We had an hour and a half layover in Amsterdam because we got out of Seattle faster than expected. It was good we had, because the Amsterdam airport was huge! It took almost half an hour just to walk from where we landed to where our take-off gate was! And we had to clear customs, too. Elder Putkonin got felt up, but I was okay.
We freshened up in the bathroom, then it was off to Munich. We walked on the pavement to get on our tiny airplane. Elder Moon and I both stopped on the stairs and looked out at Amsterdam. It was so unreal that we were boarding for our last flight to our actual mission.
This flight was quite enjoyable, seeing the European countryside. Elder Aardema was finally able to sleep, and I looked out the window the whole time. It was only an hour flight, and the Austrian family next to me was laughing at us missionaries‘ excitement. They were very friendly, though!
We landed in Munich, and the APs were on the other side of the glass waving so excitedly. We picked up our luggage, and the mission president, his wife, and the APs flocked to greet us. Sister Miles threw her arms around me, and the others excitedly shook my hand. Elder Carter was so excited to meet me. My mission papers went in from Cedar City, where he is from, and he was excited to have more represenatation. He apologized profusely that he did not remember me, but hoped I would forgive him. I laughed and explained that although I did live in Cedar for three years, I was not in high school with him. We do know a lot of the same people, though, so that was neat.
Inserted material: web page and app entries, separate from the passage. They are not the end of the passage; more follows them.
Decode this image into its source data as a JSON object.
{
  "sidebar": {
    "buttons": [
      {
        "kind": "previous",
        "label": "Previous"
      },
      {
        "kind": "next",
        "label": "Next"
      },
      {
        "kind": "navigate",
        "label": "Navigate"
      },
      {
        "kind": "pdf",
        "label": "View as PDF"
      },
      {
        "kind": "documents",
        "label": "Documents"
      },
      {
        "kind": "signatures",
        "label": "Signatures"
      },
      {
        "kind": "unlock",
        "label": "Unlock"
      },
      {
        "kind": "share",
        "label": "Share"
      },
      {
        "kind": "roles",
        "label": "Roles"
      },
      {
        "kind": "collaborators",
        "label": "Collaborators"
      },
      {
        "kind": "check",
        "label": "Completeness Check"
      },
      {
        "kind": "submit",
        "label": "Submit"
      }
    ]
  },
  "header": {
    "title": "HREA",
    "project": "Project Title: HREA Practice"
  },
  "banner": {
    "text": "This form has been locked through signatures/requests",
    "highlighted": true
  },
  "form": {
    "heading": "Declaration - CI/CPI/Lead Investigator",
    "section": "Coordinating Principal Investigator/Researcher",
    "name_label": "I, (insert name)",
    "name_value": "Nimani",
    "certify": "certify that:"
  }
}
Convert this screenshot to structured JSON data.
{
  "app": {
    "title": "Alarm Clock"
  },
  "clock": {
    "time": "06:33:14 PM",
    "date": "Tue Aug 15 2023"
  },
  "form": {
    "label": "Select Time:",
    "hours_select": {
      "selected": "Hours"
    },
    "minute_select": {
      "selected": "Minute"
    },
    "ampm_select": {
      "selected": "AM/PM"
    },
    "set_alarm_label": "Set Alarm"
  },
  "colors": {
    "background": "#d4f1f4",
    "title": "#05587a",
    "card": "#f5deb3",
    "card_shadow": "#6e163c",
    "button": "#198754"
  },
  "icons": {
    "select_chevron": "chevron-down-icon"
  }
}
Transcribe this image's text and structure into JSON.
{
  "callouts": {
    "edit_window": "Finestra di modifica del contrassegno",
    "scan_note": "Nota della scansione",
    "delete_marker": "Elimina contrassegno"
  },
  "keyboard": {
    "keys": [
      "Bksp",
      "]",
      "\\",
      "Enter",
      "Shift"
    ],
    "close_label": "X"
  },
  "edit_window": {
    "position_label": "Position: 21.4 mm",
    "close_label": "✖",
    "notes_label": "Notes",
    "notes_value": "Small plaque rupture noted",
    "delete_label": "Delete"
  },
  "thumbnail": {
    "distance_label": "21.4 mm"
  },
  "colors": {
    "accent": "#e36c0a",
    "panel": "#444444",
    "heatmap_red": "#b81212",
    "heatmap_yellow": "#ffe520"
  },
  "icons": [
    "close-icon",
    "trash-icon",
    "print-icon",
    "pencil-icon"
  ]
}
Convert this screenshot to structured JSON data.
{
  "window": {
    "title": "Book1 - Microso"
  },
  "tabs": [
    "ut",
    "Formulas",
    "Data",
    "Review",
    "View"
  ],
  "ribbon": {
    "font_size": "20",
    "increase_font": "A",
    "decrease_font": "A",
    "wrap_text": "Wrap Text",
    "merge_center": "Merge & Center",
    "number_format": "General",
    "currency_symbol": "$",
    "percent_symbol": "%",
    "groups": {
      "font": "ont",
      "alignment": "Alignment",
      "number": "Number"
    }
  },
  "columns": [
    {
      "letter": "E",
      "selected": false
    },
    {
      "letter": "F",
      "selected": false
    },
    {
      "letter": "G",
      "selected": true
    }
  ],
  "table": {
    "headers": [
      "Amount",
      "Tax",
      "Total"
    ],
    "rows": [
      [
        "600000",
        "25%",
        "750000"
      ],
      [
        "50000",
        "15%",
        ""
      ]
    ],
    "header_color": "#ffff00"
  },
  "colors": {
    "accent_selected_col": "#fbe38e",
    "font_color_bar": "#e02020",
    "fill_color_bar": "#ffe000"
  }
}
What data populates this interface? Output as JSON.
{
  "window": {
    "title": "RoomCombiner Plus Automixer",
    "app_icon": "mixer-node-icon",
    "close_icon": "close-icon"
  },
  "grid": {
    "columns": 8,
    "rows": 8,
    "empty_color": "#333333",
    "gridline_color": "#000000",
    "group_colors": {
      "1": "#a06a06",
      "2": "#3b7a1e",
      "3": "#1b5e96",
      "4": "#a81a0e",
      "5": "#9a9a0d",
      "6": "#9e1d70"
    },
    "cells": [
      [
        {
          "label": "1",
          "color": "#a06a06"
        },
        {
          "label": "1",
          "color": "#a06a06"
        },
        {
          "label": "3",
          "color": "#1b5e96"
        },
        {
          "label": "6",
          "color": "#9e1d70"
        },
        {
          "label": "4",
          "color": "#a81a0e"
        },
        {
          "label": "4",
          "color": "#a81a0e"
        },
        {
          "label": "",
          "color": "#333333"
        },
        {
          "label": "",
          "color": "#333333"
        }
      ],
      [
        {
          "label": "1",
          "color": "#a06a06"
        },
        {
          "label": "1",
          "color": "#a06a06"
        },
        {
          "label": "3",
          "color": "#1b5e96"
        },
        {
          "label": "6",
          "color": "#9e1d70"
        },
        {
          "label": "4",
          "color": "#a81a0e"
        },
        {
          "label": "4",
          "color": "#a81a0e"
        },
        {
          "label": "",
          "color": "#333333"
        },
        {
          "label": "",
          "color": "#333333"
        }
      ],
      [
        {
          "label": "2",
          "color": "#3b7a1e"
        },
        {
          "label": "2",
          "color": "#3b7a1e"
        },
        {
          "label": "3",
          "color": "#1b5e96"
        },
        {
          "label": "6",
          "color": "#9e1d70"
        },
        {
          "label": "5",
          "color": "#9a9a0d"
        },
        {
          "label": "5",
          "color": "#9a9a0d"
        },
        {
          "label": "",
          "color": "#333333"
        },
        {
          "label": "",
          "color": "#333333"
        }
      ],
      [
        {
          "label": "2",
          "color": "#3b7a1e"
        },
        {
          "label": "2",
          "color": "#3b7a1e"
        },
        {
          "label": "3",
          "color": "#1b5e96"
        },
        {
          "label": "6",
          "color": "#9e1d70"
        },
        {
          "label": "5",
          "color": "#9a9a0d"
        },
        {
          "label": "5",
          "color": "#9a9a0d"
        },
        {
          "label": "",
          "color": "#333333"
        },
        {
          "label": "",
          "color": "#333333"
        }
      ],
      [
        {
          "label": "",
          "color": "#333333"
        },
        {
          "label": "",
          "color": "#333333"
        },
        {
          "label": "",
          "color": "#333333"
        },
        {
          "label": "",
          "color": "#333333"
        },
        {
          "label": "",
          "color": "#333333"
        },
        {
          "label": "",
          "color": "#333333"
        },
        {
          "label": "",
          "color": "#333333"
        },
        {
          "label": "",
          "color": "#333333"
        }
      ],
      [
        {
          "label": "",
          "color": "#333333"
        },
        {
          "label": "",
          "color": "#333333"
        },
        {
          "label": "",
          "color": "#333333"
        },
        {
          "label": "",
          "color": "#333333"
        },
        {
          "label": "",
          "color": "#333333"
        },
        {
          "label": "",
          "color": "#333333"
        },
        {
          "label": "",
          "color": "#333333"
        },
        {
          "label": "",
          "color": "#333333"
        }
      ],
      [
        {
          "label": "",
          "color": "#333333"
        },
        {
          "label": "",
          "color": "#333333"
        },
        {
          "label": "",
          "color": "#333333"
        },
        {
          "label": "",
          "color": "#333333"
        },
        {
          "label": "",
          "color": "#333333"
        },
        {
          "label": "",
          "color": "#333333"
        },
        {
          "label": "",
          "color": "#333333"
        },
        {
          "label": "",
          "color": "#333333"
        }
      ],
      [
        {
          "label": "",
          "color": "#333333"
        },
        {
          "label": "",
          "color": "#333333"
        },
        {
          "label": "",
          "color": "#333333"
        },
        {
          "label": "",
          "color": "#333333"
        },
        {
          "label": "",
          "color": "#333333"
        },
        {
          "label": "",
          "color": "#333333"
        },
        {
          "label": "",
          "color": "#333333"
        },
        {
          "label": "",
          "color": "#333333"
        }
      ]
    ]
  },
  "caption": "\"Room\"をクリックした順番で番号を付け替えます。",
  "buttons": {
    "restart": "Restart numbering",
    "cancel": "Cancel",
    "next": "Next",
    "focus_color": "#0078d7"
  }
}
We loaded our suitcases and backpacks, were given Bücher Mormon, the APs took us to Bahnhof, and we were instructed to place one. Sister Graf is from Germany, and was in the Preston MTC. She stuck with Sister Perkins and me. I picked where to sit. Sister Perkins sat and smiled, and Sister Graf and I talked to this middle-aged woman. She was very polite. At first she was apprehensive of the Book of Mormon. But after more chatting, she asked ‚,Where is my book?‘‘ when she was getting off the train. It was so cool!
After that, I don’t remember a whole lot, as I was very jet-lagged, and they made us stay awake. We were alotted a 20 minute nap at one point, but other than that, awake!
I was assigned to Wien IV with Ssiter Stewart. It’s an international ward, so we teach lessons in English, sometimes with interpreters. We have to work very hard at our German, since we don’t have as many opportunities as the other missionaries to practice, but it will be okay.
Sorry this letter is so long, and I will write more later!!
Viel Glück! Ich liebe euch!!
Sister Stephanie Reid